From the records below, copy each line in which the string "this" occurs.

§ Task input

^^^^^^^^^^^^^^^^

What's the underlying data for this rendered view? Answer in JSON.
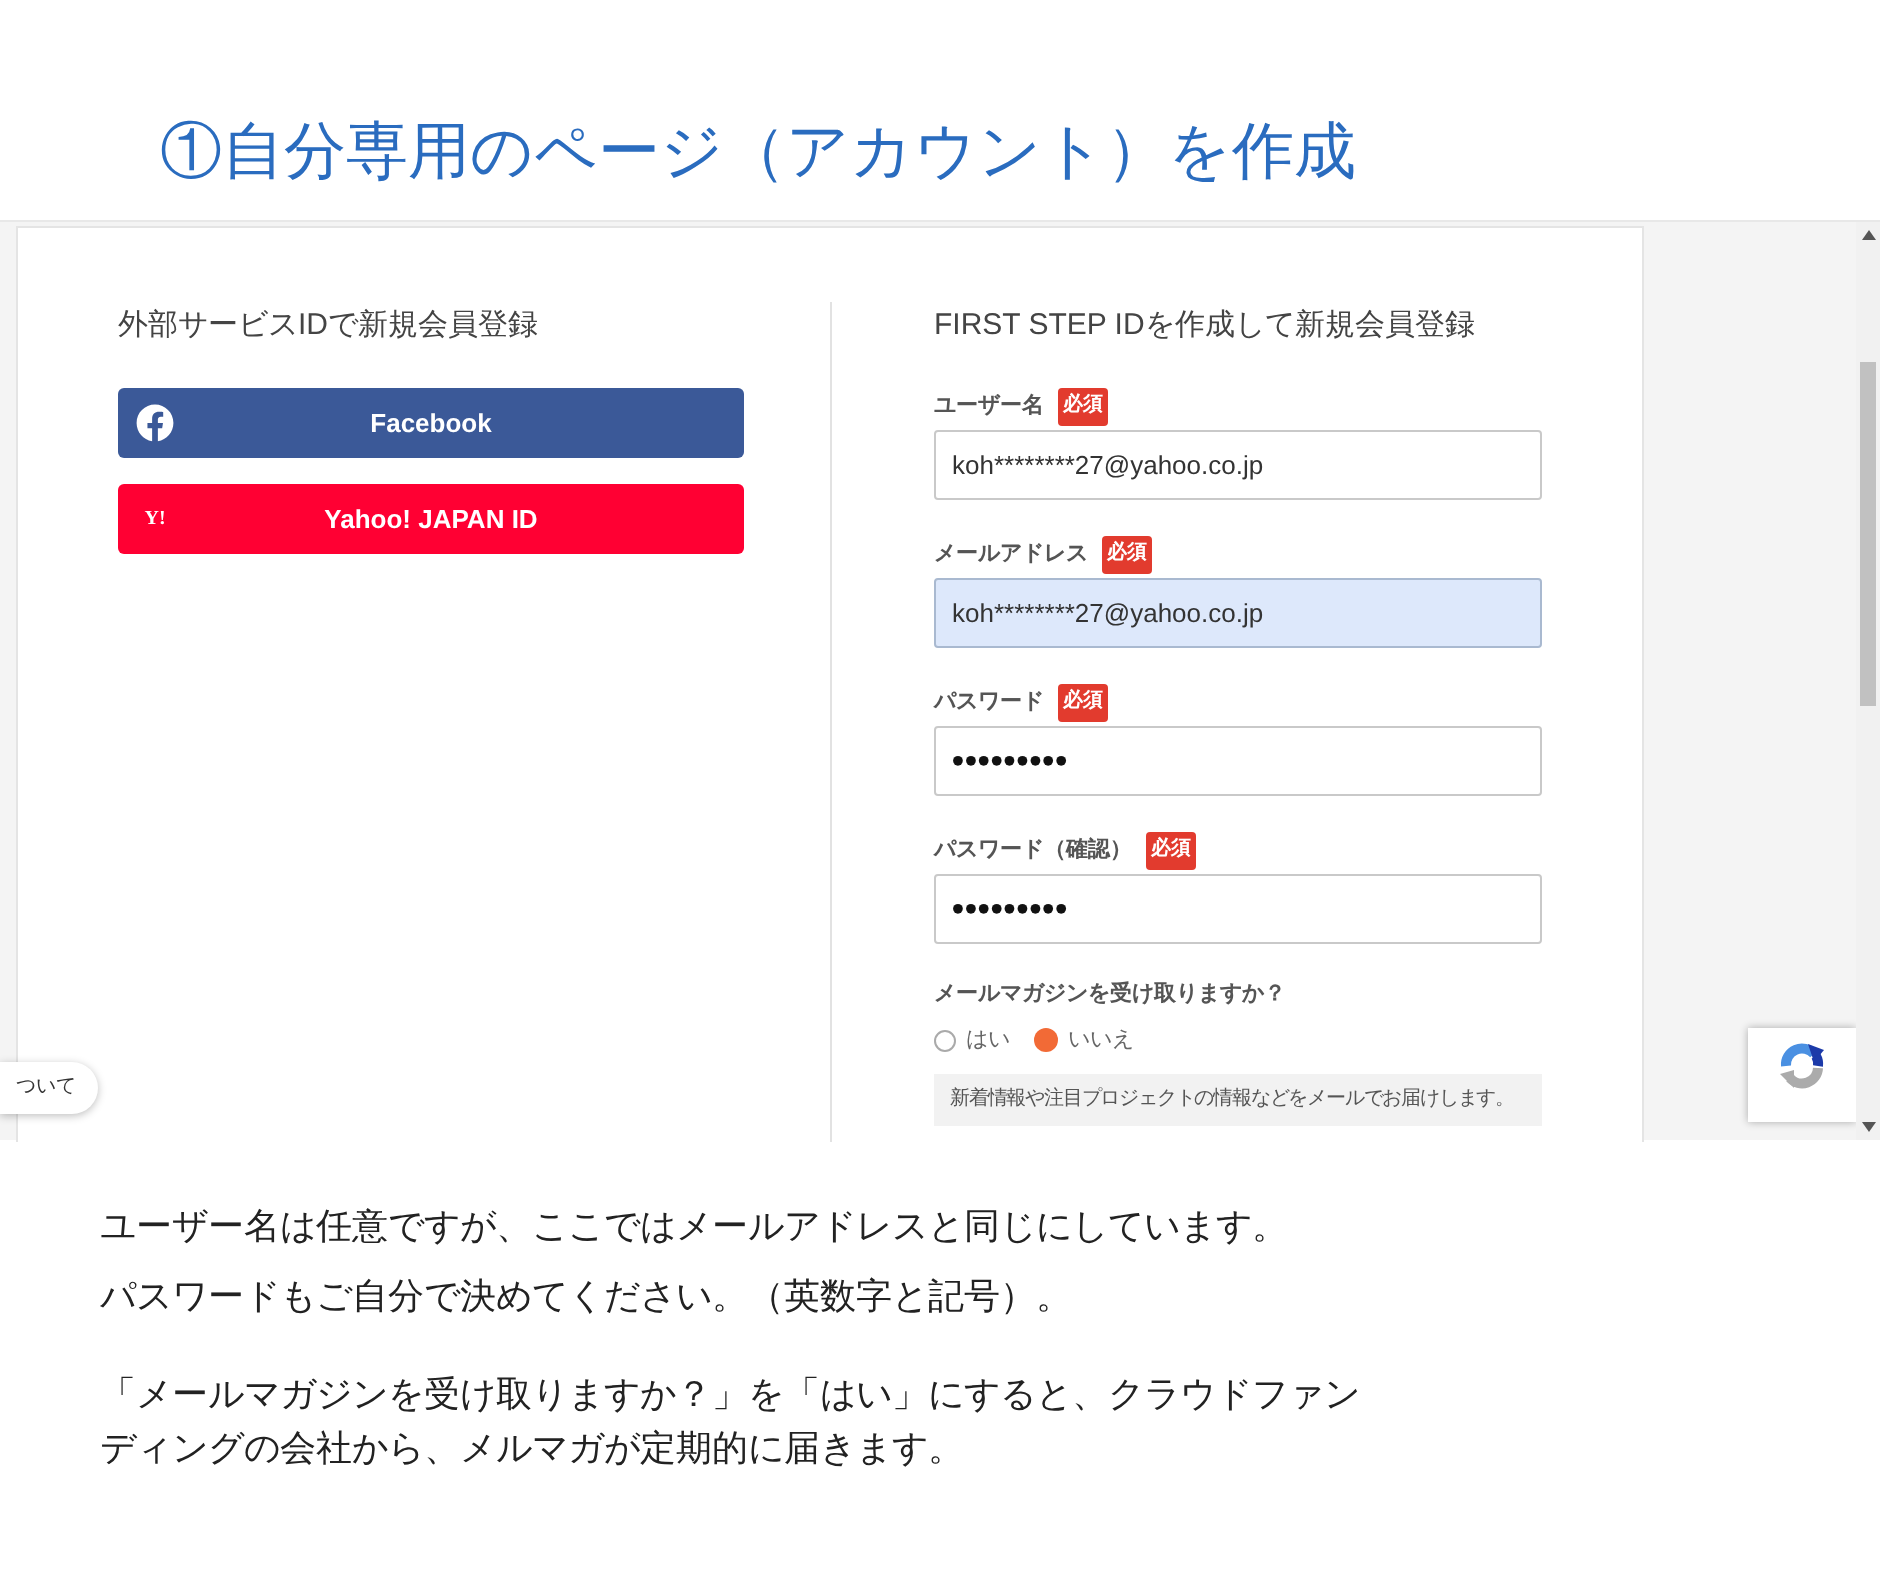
{
  "page_title": "①自分専用のページ（アカウント）を作成",
  "screenshot": {
    "external_signup": {
      "heading": "外部サービスIDで新規会員登録",
      "buttons": [
        {
          "kind": "facebook",
          "label": "Facebook"
        },
        {
          "kind": "yahoo",
          "logo": "Y!",
          "label": "Yahoo! JAPAN ID"
        }
      ]
    },
    "signup_form": {
      "heading": "FIRST STEP IDを作成して新規会員登録",
      "fields": [
        {
          "kind": "text",
          "label": "ユーザー名",
          "badge": "必須",
          "value": "koh********27@yahoo.co.jp",
          "autofilled": false
        },
        {
          "kind": "text",
          "label": "メールアドレス",
          "badge": "必須",
          "value": "koh********27@yahoo.co.jp",
          "autofilled": true
        },
        {
          "kind": "password",
          "label": "パスワード",
          "badge": "必須",
          "value": "•••••••••",
          "autofilled": false
        },
        {
          "kind": "password",
          "label": "パスワード（確認）",
          "badge": "必須",
          "value": "•••••••••",
          "autofilled": false
        }
      ],
      "newsletter": {
        "question": "メールマガジンを受け取りますか？",
        "options": [
          {
            "label": "はい",
            "selected": false
          },
          {
            "label": "いいえ",
            "selected": true
          }
        ],
        "note": "新着情報や注目プロジェクトの情報などをメールでお届けします。"
      }
    },
    "side_tab": {
      "label": "ついて"
    }
  },
  "instruction_groups": [
    {
      "lines": [
        "ユーザー名は任意ですが、ここではメールアドレスと同じにしています。",
        "パスワードもご自分で決めてください。（英数字と記号）。"
      ]
    },
    {
      "lines": [
        "「メールマガジンを受け取りますか？」を「はい」にすると、クラウドファンディングの会社から、メルマガが定期的に届きます。"
      ]
    }
  ]
}
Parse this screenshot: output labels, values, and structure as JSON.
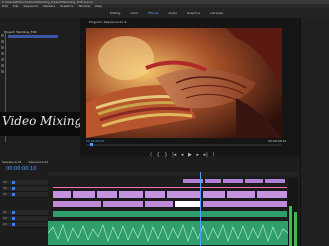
{
  "app": {
    "title": "C:\\Users\\Editor\\Videos\\Wedding_Project\\Wedding_Edit.prproj",
    "menu": [
      "Edit",
      "Clip",
      "Sequence",
      "Markers",
      "Graphics",
      "Window",
      "Help"
    ]
  },
  "workspaces": {
    "tabs": [
      "Editing",
      "Color",
      "Effects",
      "Audio",
      "Graphics",
      "Libraries"
    ],
    "active": "Effects"
  },
  "project": {
    "tab": "Project: Wedding_Edit",
    "clip": "Wedding_Clip_01.mp4"
  },
  "watermark": {
    "text": "Video Mixing"
  },
  "program": {
    "title": "Program: Sequence 01 ≡",
    "timecode_left": "00:00:00:10",
    "timecode_right": "00:00:06:12"
  },
  "controls": [
    "⟨",
    "{",
    "}",
    "|◂",
    "◂",
    "▶",
    "▸",
    "▸|",
    "⟩"
  ],
  "timeline": {
    "tabs": [
      "Sequence 01",
      "Sequence 02"
    ],
    "timecode": "00:00:00:10",
    "tracks": [
      "V3",
      "V2",
      "V1",
      "A1",
      "A2",
      "A3"
    ]
  },
  "colors": {
    "accent": "#4da0ff",
    "video_clip": "#c492e0",
    "effect_clip": "#ff6fb2",
    "audio_clip": "#2f9e6a"
  }
}
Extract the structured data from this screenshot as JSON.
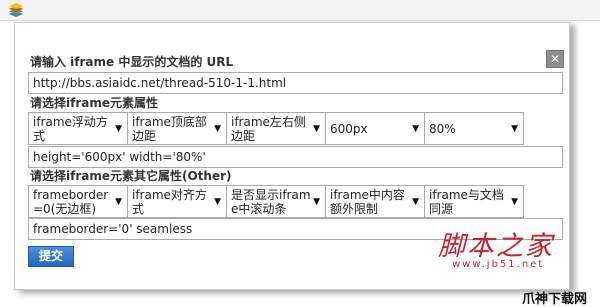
{
  "toolbar": {
    "icon": "layers-icon"
  },
  "dialog": {
    "close_icon": "close-icon",
    "close_glyph": "✕",
    "url_label": "请输入 iframe 中显示的文档的 URL",
    "url_value": "http://bbs.asiaidc.net/thread-510-1-1.html",
    "attr_label": "请选择iframe元素属性",
    "attr_selects": [
      "iframe浮动方式",
      "iframe顶底部边距",
      "iframe左右侧边距",
      "600px",
      "80%"
    ],
    "attr_value": "height='600px' width='80%'",
    "other_label": "请选择iframe元素其它属性(Other)",
    "other_selects": [
      "frameborder=0(无边框)",
      "iframe对齐方式",
      "是否显示iframe中滚动条",
      "iframe中内容额外限制",
      "iframe与文档同源"
    ],
    "other_value": "frameborder='0' seamless",
    "submit_label": "提交"
  },
  "watermarks": {
    "brand": "脚本之家",
    "url": "www.jb51.net",
    "corner": "爪神下载网"
  },
  "colors": {
    "button": "#2866b8",
    "watermark": "#c8232c",
    "close": "#8d8d8d"
  }
}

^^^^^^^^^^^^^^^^

§ Exercise solution
What's the underlying data for this rendered view? Answer in JSON.
Parse this screenshot: output labels, values, and structure as JSON.
Extract the structured data from this screenshot as JSON.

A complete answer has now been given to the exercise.